In Feburary 2019 I stumbled upon this rather excellent tree by Joe Russ, developer on Jenny LeClue :
It made me realize that my tree shape and animation could be so much better. Having the branch splits be less even, more jagged and well, tree-like, would add a lot. And by having the branches hierarchically laid out, I could have bent the sub-trees and produce a much more convincing wind swaying effect.
Spending so much time on performance optimization made me wonder if doing a whole forest of trees, instead of a single one, would be possible at all. Wouldn’t that be neat? But it brought additional headaches that I didn’t want to deal with.
But there’s something to be said about making a small thing, with a tiny scope, a reasonable amount of polish, and putting it out there. Just the fact that I was excited enough about making this that I convinced Rodrigo to tag along made it worthwhile.
So big thanks to Rami, Jupiter and everyone involved in the Meditations project for making this happen. And thanks as always to my wife MC for humoring me while I spent precious evenings & weekends time endlessly debugging my stupid tree. ♡
Addendum : So what about ECS?
You might be wondering why I went straight with the Job System but didn’t use Entities, since they were showcased in the Megacity demo and Unity is really selling it as The Way to do massive amounts of objects with acceptable performance.
I don’t really have a good answer to this, except that I was short on time and was familiar with the idea of data parallelism, but not so much with ECS… and didn’t want to spend time learning how to use ECS properly. And I’m stubborn and will go down a path I’ve set for myself even if it’s a bad idea.

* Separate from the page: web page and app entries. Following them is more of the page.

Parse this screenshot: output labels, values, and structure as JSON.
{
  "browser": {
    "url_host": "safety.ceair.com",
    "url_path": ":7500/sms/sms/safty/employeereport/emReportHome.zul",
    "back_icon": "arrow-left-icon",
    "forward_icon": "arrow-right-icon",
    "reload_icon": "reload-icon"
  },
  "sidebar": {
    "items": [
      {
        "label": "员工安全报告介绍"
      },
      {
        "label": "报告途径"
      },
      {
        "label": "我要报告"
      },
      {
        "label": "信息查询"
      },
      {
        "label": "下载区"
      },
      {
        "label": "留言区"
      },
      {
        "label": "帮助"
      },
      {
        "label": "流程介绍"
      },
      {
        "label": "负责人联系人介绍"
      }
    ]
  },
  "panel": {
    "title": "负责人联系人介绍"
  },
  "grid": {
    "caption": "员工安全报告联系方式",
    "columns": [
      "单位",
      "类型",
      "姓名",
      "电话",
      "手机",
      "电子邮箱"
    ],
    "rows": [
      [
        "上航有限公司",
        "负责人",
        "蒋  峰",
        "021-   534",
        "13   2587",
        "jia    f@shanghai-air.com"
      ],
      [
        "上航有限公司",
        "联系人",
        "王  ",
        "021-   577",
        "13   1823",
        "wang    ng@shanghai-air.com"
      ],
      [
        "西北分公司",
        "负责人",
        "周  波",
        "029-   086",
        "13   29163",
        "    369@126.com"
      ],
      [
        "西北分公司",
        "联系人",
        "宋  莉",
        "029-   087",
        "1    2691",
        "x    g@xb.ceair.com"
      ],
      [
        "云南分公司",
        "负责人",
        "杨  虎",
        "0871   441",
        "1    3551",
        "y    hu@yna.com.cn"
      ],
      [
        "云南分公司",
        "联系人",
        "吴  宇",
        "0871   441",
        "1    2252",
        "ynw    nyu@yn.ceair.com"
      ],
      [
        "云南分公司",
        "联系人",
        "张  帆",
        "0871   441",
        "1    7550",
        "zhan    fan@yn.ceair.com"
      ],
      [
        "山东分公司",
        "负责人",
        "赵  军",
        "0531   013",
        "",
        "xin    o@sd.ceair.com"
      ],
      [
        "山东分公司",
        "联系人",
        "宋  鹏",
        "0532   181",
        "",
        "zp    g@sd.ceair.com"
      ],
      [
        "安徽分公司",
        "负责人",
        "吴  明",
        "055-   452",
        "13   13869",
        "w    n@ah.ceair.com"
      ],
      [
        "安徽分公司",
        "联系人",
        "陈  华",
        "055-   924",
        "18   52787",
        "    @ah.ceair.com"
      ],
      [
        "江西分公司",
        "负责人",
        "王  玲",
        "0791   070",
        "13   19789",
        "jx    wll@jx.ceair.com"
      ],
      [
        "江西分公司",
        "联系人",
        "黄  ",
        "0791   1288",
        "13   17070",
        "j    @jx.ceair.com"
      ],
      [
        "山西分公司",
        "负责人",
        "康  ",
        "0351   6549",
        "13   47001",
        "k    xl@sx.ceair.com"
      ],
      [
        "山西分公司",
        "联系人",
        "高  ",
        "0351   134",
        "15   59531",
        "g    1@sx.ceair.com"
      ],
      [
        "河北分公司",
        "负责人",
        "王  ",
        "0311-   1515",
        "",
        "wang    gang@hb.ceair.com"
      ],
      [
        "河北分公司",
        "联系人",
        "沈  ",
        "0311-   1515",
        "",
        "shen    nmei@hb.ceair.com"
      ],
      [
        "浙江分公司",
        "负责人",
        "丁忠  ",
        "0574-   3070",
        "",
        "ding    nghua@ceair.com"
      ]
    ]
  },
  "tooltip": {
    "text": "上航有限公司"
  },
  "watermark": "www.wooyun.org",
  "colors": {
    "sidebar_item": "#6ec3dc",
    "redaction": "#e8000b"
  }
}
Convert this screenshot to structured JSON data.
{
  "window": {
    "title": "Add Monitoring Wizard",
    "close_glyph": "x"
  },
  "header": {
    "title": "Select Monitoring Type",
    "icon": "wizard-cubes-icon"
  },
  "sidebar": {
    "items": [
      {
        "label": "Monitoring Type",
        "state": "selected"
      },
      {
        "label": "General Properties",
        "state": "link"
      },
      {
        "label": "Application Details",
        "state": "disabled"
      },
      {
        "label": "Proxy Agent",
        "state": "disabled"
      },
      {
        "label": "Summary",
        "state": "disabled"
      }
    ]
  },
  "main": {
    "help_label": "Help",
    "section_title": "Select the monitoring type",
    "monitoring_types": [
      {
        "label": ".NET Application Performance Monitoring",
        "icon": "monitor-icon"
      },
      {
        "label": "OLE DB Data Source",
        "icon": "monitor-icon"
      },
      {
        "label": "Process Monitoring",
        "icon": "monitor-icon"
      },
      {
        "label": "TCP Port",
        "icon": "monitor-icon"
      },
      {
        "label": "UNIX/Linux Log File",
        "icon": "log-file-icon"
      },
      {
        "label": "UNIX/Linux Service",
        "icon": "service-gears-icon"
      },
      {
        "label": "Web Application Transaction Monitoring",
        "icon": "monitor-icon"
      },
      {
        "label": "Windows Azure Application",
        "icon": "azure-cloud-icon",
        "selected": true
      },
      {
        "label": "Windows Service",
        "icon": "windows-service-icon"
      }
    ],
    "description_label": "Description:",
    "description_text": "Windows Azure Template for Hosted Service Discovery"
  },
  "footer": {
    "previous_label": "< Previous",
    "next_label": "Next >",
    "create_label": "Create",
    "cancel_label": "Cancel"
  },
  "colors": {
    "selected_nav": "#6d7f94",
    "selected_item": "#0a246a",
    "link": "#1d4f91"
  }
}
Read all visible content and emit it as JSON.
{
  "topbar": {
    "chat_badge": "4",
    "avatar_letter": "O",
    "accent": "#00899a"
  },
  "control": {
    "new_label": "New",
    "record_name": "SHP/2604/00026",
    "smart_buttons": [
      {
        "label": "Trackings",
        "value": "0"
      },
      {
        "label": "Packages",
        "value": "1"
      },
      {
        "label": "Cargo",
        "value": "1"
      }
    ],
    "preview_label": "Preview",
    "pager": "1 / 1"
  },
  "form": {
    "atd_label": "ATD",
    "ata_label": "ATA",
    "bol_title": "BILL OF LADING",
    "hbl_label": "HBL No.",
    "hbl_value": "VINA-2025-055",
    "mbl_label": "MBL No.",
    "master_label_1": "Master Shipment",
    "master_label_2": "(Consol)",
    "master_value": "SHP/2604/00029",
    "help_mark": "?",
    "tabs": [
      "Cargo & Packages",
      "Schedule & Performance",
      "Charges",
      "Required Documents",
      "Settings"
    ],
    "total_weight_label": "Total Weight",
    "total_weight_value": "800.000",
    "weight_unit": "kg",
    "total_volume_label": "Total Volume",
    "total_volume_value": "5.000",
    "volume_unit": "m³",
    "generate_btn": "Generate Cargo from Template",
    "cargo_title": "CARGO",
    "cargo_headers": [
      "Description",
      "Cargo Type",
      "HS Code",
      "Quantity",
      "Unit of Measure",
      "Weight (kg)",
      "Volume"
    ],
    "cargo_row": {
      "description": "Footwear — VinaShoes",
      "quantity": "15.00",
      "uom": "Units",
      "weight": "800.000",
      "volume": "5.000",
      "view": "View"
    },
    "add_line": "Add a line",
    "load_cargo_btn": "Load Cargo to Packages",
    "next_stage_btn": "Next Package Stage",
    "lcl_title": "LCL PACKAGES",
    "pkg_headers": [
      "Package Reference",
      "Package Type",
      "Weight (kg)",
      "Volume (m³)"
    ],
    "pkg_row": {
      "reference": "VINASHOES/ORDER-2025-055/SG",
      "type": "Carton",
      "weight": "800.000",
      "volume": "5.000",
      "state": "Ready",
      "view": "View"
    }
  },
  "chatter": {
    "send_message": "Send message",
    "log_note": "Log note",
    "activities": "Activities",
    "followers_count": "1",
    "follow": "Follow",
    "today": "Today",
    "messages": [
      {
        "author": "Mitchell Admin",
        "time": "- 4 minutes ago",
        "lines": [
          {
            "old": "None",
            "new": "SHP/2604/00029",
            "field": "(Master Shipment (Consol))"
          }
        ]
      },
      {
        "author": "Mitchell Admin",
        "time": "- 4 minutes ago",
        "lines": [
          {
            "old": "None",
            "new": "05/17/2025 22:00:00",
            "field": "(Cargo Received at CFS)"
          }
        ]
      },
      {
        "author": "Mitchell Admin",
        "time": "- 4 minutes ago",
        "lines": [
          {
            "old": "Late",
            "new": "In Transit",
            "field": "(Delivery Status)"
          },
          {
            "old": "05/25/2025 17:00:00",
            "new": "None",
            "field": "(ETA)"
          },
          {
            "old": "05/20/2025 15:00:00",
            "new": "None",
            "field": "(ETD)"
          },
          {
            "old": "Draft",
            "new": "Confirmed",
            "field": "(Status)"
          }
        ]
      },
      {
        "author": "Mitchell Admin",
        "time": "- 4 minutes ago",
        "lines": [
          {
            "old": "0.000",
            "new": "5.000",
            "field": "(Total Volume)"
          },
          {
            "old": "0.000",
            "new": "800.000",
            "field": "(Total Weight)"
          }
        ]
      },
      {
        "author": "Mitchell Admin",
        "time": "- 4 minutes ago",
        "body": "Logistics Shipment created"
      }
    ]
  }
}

There’s good chances that using ECS is the best way to do what I was trying to achieve, but I didn’t go down that path yet. It would be interesting to revisit the project and do it that way; maybe I will!
I’m also curious to hear from people who have tried Unity’s ECS. Would it really make this easier to design? Would the rendering portion be simplified? Let me know!